The university maintains a number of libraries, some general-purpose and some dedicated to specific topics such as architecture and law. Among the most notable of these are the Southwest Collection/Special Collections Library and the Vietnam Center and Archive, the nation's largest and most comprehensive collections of information on the Vietnam War. On August 17, 2007, the Vietnam Center and Archive became the first US institution to sign a formalized exchange agreement with the State Records and Archives Department of Vietnam. This opens the door for a two-way exchange between the entities.
Since 1999, home basketball games have been played at United Spirit Arena, a 15,020-seat multipurpose facility which cost $93.2 million in 2018 dollars to build. In addition to serving as home to the men's and women's basketball teams, the arena is used by the Red Raider volleyball team. Texas Tech students broke the Big 12 Conference record for student attendance at the United Spirit Arena during a February 25, 2014 loss to Kansas State. The record of 6,086 students fell less than 2,000 short of the national record.
In 1959, Texas Tech University Board of Directors member Harold Hinn planned and provided the funding to cover the Science Quadrangle and Administration Building with 5,000 lights. However, students were away on Christmas break and did not see the display. The following year, the Residence Hall Association sponsored the event under the name "Christmas Sing". In 1961, the event was renamed Carol of Lights and the display increased to 16,000 lights. The tradition has since grown to include decorations like the 38-foot lighted Christmas tree, 3,000 luminaries lining the sidewalks of Memorial Circle, and a 21-foot fresh pine wreath hung on the Physics/Geosciences building.
The Texas Tech Alumni Association, with over 27,000 members, operates more than 120 chapters in cities throughout the United States and the world. Throughout Texas Tech's history, faculty, alumni, and former students have played prominent roles in many different fields.
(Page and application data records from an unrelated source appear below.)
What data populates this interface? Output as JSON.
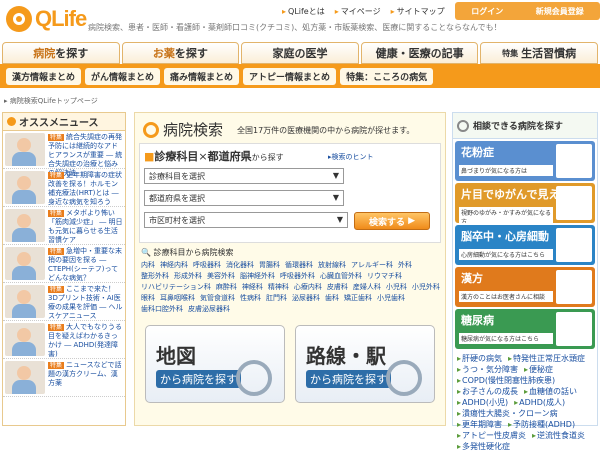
{
  "header": {
    "logo": "QLife",
    "tagline": "病院検索、患者・医師・看護師・薬剤師口コミ(クチコミ)、処方薬・市販薬検索、医療に関することならなんでも！",
    "toplinks": [
      "QLifeとは",
      "マイページ",
      "サイトマップ"
    ],
    "login": "ログイン",
    "register": "新規会員登録"
  },
  "mainnav": [
    {
      "em": "病院",
      "rest": "を探す"
    },
    {
      "em": "お薬",
      "rest": "を探す"
    },
    {
      "em": "",
      "rest": "家庭の医学"
    },
    {
      "em": "",
      "rest": "健康・医療の記事"
    },
    {
      "em": "特集",
      "rest": "生活習慣病"
    }
  ],
  "subnav": [
    "漢方情報まとめ",
    "がん情報まとめ",
    "痛み情報まとめ",
    "アトピー情報まとめ",
    "特集：こころの病気"
  ],
  "breadcrumb": "病院検索QLifeトップページ",
  "recommend": {
    "title": "オススメニュース",
    "items": [
      {
        "tag": "特集",
        "text": "統合失調症の再発予防には継続的なアドヒアランスが重要 ― 統合失調症の治療と悩みの解決法"
      },
      {
        "tag": "特集",
        "text": "更年期障害の症状改善を探る！ホルモン補充療法(HRT)とは ― 身近な病気を知ろう"
      },
      {
        "tag": "特集",
        "text": "メタボより怖い「筋肉減少症」 ― 明日も元気に暮らせる生活習慣ケア"
      },
      {
        "tag": "特集",
        "text": "急増中・重要な末梢の要因を探る ― CTEPH(シーテフ)ってどんな病気？"
      },
      {
        "tag": "特集",
        "text": "ここまで来た！3Dプリント技術・AI医療の成果を評価 ― ヘルスケアニュース"
      },
      {
        "tag": "特集",
        "text": "大人でもなりうる目を疑えばわかるきっかけ ― ADHD(発達障害)"
      },
      {
        "tag": "特集",
        "text": "ニュースなどで話題の漢方クリーム、漢方薬"
      }
    ]
  },
  "search": {
    "title": "病院検索",
    "subtitle": "全国17万件の医療機関の中から病院が探せます。",
    "head_a": "診療科目",
    "head_x": "×",
    "head_b": "都道府県",
    "head_c": "から探す",
    "hint": "▸検索のヒント",
    "sel1": "診療科目を選択",
    "sel2": "都道府県を選択",
    "sel3": "市区町村を選択",
    "button": "検索する",
    "cat_title": "診療科目から病院検索",
    "categories": [
      "内科",
      "神経内科",
      "呼吸器科",
      "消化器科",
      "胃腸科",
      "循環器科",
      "放射線科",
      "アレルギー科",
      "外科",
      "整形外科",
      "形成外科",
      "美容外科",
      "脳神経外科",
      "呼吸器外科",
      "心臓血管外科",
      "リウマチ科",
      "リハビリテーション科",
      "麻酔科",
      "神経科",
      "精神科",
      "心療内科",
      "皮膚科",
      "産婦人科",
      "小児科",
      "小児外科",
      "眼科",
      "耳鼻咽喉科",
      "気管食道科",
      "性病科",
      "肛門科",
      "泌尿器科",
      "歯科",
      "矯正歯科",
      "小児歯科",
      "歯科口腔外科",
      "皮膚泌尿器科"
    ],
    "map_big": "地図",
    "map_small": "から病院を探す",
    "rail_big": "路線・駅",
    "rail_small": "から病院を探す"
  },
  "right": {
    "title": "相談できる病院を探す",
    "diseases": [
      {
        "name": "花粉症",
        "desc": "鼻づまりが気になる方は",
        "color": "#5a8fd0"
      },
      {
        "name": "片目でゆがんで見える",
        "desc": "視野のゆがみ・かすみが気になる方",
        "color": "#e09a2a"
      },
      {
        "name": "脳卒中・心房細動",
        "desc": "心房細動が気になる方はこちら",
        "color": "#2a84c6"
      },
      {
        "name": "漢方",
        "desc": "漢方のことはお医者さんに相談",
        "color": "#e07a1c"
      },
      {
        "name": "糖尿病",
        "desc": "糖尿病が気になる方はこちら",
        "color": "#3a9a52"
      }
    ],
    "links": [
      "肝硬の病気",
      "特発性正常圧水頭症",
      "うつ・気分障害",
      "便秘症",
      "COPD(慢性閉塞性肺疾患)",
      "お子さんの成長",
      "血糖値の話い",
      "ADHD(小児)",
      "ADHD(成人)",
      "潰瘍性大腸炎・クローン病",
      "更年期障害",
      "予防接種(ADHD)",
      "アトピー性皮膚炎",
      "逆流性食道炎",
      "多発性硬化症"
    ]
  }
}
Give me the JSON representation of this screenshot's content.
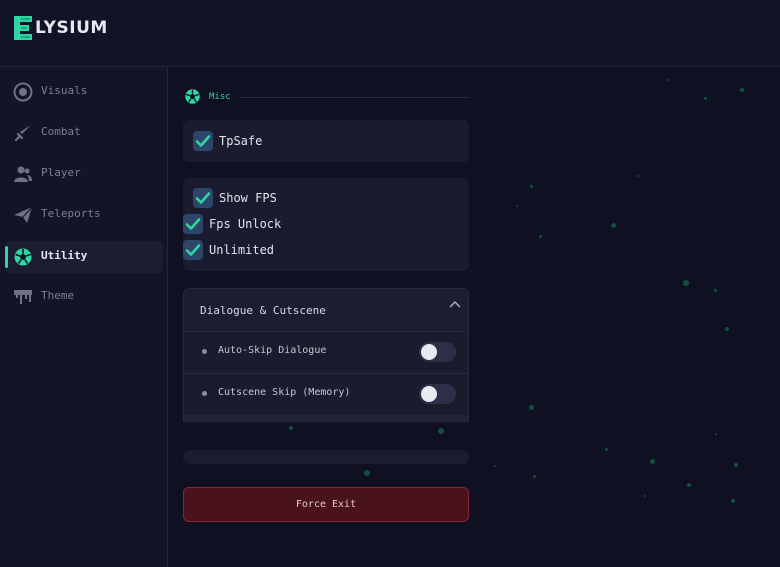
{
  "app": {
    "logo_letter": "E",
    "logo_text": "LYSIUM"
  },
  "sidebar": {
    "items": [
      {
        "label": "Visuals",
        "icon": "eye-icon",
        "active": false
      },
      {
        "label": "Combat",
        "icon": "sword-icon",
        "active": false
      },
      {
        "label": "Player",
        "icon": "users-icon",
        "active": false
      },
      {
        "label": "Teleports",
        "icon": "send-icon",
        "active": false
      },
      {
        "label": "Utility",
        "icon": "soccer-ball-icon",
        "active": true
      },
      {
        "label": "Theme",
        "icon": "paint-drip-icon",
        "active": false
      }
    ]
  },
  "main": {
    "section": {
      "label": "Misc",
      "icon": "soccer-ball-icon"
    },
    "panel1": {
      "items": [
        {
          "label": "TpSafe",
          "checked": true
        }
      ]
    },
    "panel2": {
      "items": [
        {
          "label": "Show FPS",
          "checked": true
        },
        {
          "label": "Fps Unlock",
          "checked": true
        },
        {
          "label": "Unlimited",
          "checked": true
        }
      ]
    },
    "dropdown": {
      "title": "Dialogue & Cutscene",
      "expanded": true,
      "items": [
        {
          "label": "Auto-Skip Dialogue",
          "enabled": false
        },
        {
          "label": "Cutscene Skip (Memory)",
          "enabled": false
        }
      ]
    },
    "force_exit_label": "Force Exit"
  },
  "colors": {
    "accent": "#2fd5a3",
    "background": "#0f1021",
    "panel": "#1a1b2e",
    "checkbox": "#2d4568",
    "danger": "#4a121b"
  }
}
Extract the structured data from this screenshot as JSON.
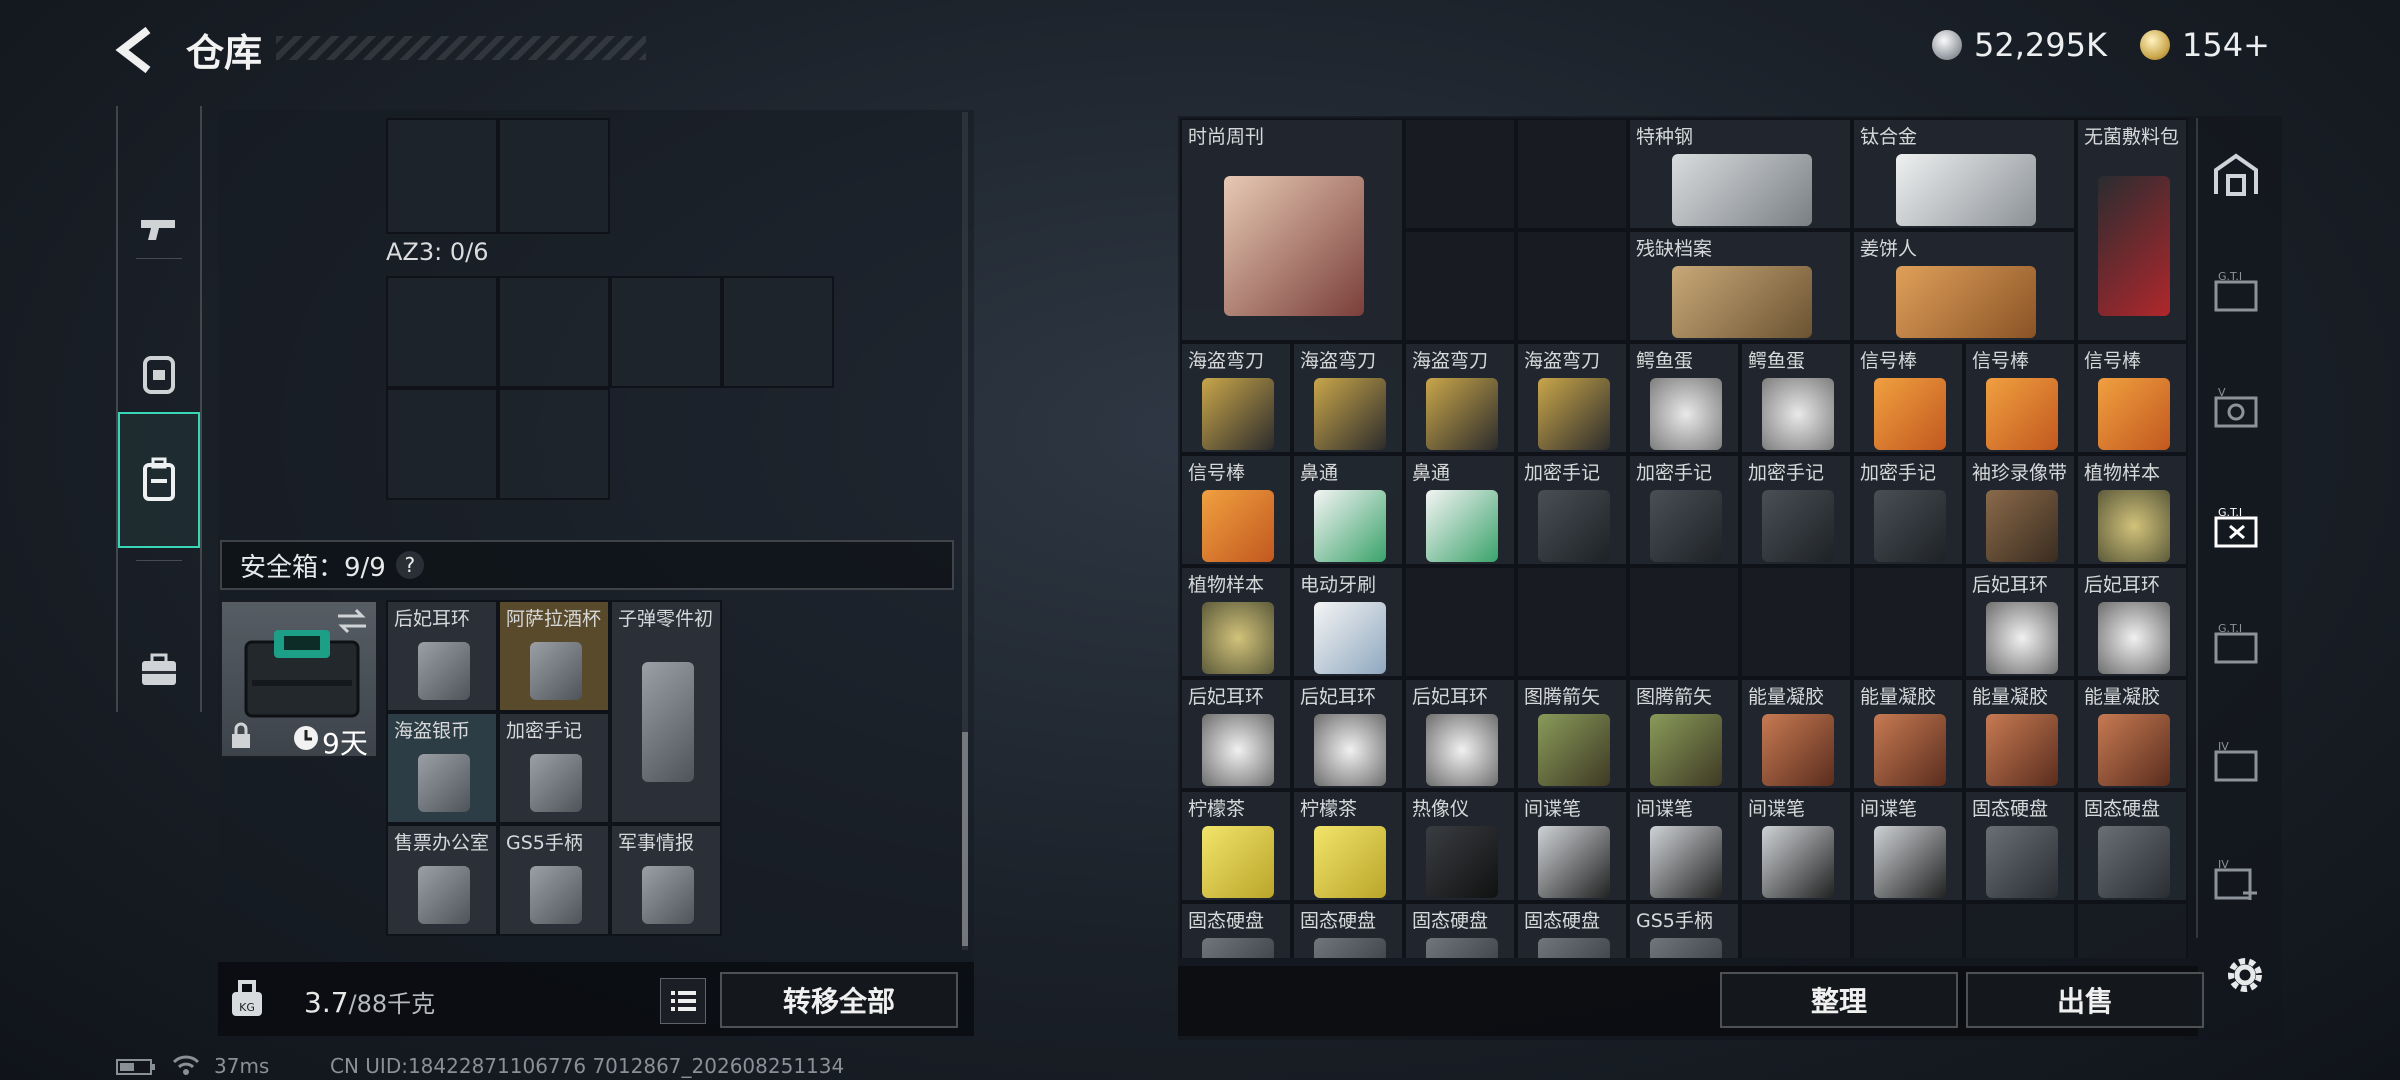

Among its Distinguished Alumni is Demetrio B. Lakas, President of the Republic of Panama from 1969 to 1978. Three United States Governors, Daniel I. J. Thornton, Governor of Colorado from 1951 to 1955, John Burroughs, Governor of New Mexico from 1959 to 1961, and Preston Smith, Governor of Texas from 1968 to 1972, are graduates of the university.